This is a sample syllabus.

This sample syllabus is a representative example of the information and materials included in this course. Information about course assignments, materials, and dates listed here is subject to change at any time. Definitive course details and materials will be available in the official course syllabus, in Canvas, when the course begins.


METEO 361: FUNDAMENTALS OF MESOSCALE WEATHER FORECASTING (3 credits) - Applying atmospheric principles to small-scale weather systems, with an emphasis on the conceptual modeling and short-range prediction of severe thunderstorms.

METEO 361 is designed specifically for adult students seeking a Certificate of Achievement in Weather Forecasting. The course will build off of general atmospheric principles covered in METEO 101 in order to draw connections between large-scale (synoptic) weather patterns and smaller-scale (mesoscale) weather. While many topics in METEO 361 relate to the development, evolution, and prediction of various types of deep, moist convection, other topics such as winter mesoscale weather and fire weather are also covered.

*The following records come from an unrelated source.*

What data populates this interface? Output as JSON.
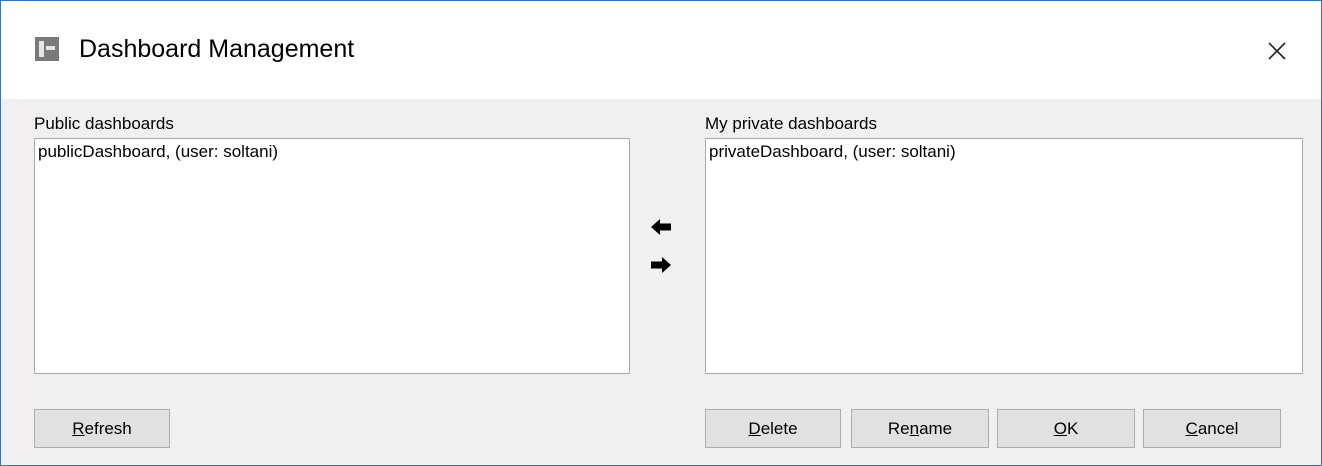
{
  "window": {
    "title": "Dashboard Management",
    "accent_color": "#2b79c2"
  },
  "icons": {
    "app": "dashboard-app-icon",
    "close": "close-icon",
    "move_left": "arrow-left-icon",
    "move_right": "arrow-right-icon"
  },
  "public_panel": {
    "label": "Public dashboards",
    "items": [
      "publicDashboard, (user: soltani)"
    ]
  },
  "private_panel": {
    "label": "My private dashboards",
    "items": [
      "privateDashboard, (user: soltani)"
    ]
  },
  "buttons": {
    "refresh": {
      "pre": "",
      "mnemonic": "R",
      "post": "efresh"
    },
    "delete": {
      "pre": "",
      "mnemonic": "D",
      "post": "elete"
    },
    "rename": {
      "pre": "Re",
      "mnemonic": "n",
      "post": "ame"
    },
    "ok": {
      "pre": "",
      "mnemonic": "O",
      "post": "K"
    },
    "cancel": {
      "pre": "",
      "mnemonic": "C",
      "post": "ancel"
    }
  }
}
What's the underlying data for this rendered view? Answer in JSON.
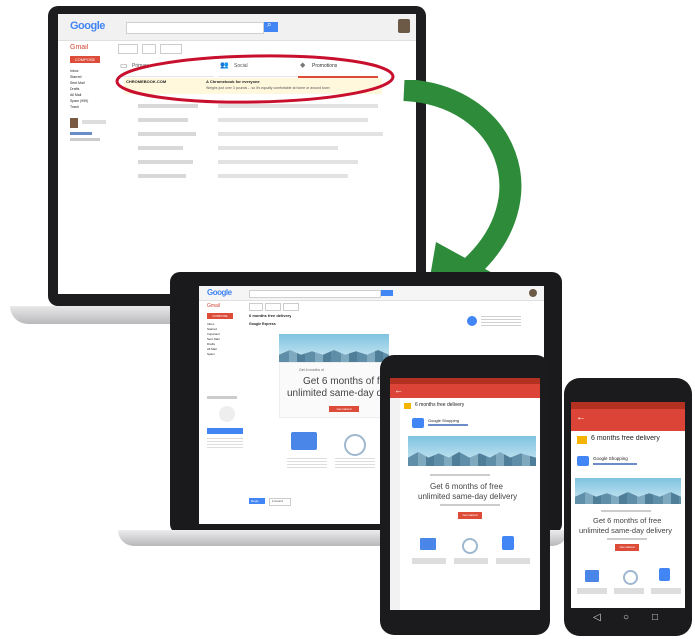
{
  "laptop_back": {
    "logo": "Google",
    "gmail_label": "Gmail",
    "compose_label": "COMPOSE",
    "sidebar_items": [
      "Inbox",
      "Starred",
      "Sent Mail",
      "Drafts",
      "All Mail",
      "Spam (999)",
      "Trash"
    ],
    "tabs": [
      {
        "label": "Primary",
        "icon": "inbox-icon"
      },
      {
        "label": "Social",
        "icon": "people-icon"
      },
      {
        "label": "Promotions",
        "icon": "tag-icon"
      }
    ],
    "promo_email": {
      "sender": "CHROMEBOOK.COM",
      "subject": "A Chromebook for everyone",
      "snippet": "Weighs just over 3 pounds -- so it's equally comfortable at home or around town"
    },
    "highlight_color": "#c8102e"
  },
  "laptop_front": {
    "logo": "Google",
    "gmail_label": "Gmail",
    "compose_label": "COMPOSE",
    "subject": "6 months free delivery",
    "sender": "Google Express",
    "sidebar_items": [
      "Inbox",
      "Starred",
      "Important",
      "Sent Mail",
      "Drafts",
      "All Mail",
      "Spam"
    ],
    "ad_small": "Get 6 months of",
    "ad_headline": "Get 6 months of free",
    "ad_headline2": "unlimited same-day delivery",
    "cta": "Get started",
    "reply_label": "Reply",
    "forward_label": "Forward"
  },
  "tablet": {
    "subject": "6 months free delivery",
    "sender": "Google Shopping",
    "headline": "Get 6 months of free",
    "headline2": "unlimited same-day delivery",
    "cta": "Get started"
  },
  "phone": {
    "subject": "6 months free delivery",
    "sender": "Google Shopping",
    "headline": "Get 6 months of free",
    "headline2": "unlimited same-day delivery",
    "cta": "Get started"
  },
  "colors": {
    "gmail_red": "#db4437",
    "arrow_green": "#2e8b3a",
    "google_blue": "#4285f4"
  }
}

When you successfully complete this course, you will be prepared to:

  • describe how the vertical structure of the atmosphere controls the onset and evolution of convective phenomena
  • describe how various indices and maps derived from atmospheric soundings can reveal the potential for severe convection to occur in the atmosphere
  • describe the role of Convective Available Potential Energy and vertical wind shear in determining the evolution of mesoscale phenomena
  • analyze atmospheric radar returns to diagnose the structure of precipitating systems and the potential for such severe weather such as flash flooding, hail formation, tornadoes, and damaging straight-line winds
  • create and disseminate a useful real-time mesoscale weather prediction given certain time constraints, based on current observations and numerical forecasts of the atmosphere
  • apply analyses and forecasts routinely issued by the Storm Prediction Center

Required Materials

Typically, there are no required materials for this course. If this changes, students will find a definitive list in the course syllabus, in Canvas, when the course begins.




We have worked hard to make this the most effective and convenient educational experience possible. How much and how well you learn is dependent on your attitude, diligence, and willingness to ask for clarifications or help when you need them. We are here to help you succeed. Please keep up with the class schedule and take advantage of opportunities to communicate with us and with your fellow students. You can expect to spend an average of 8 - 10 hours per week on class work.

Major Assignments

Three components of assessment will comprise your final grade in METEO 361:

  • 10 Promotion Quizzes (20% of final grade)
  • 10 Lab Exercises (30% of final grade)
  • 3 Projects (50% of final grade)

Course Schedule

All assignment deadlines will be available in Canvas at the start of the semester.

Course Schedule
1Meeting the Mesoscale
2Tools for Mesoscale Forecasting and Analysis
3Sizing up the Synoptic Scale
4Advanced Tools for Assessing DMC
5Discrete and Semi-Discrete Thunderstorms
6Organized Convective Systems
7Mesoscale Air-Mass Boundaries
8Terrain Effects
9A Closer Look at Supercells
10Storm Hazards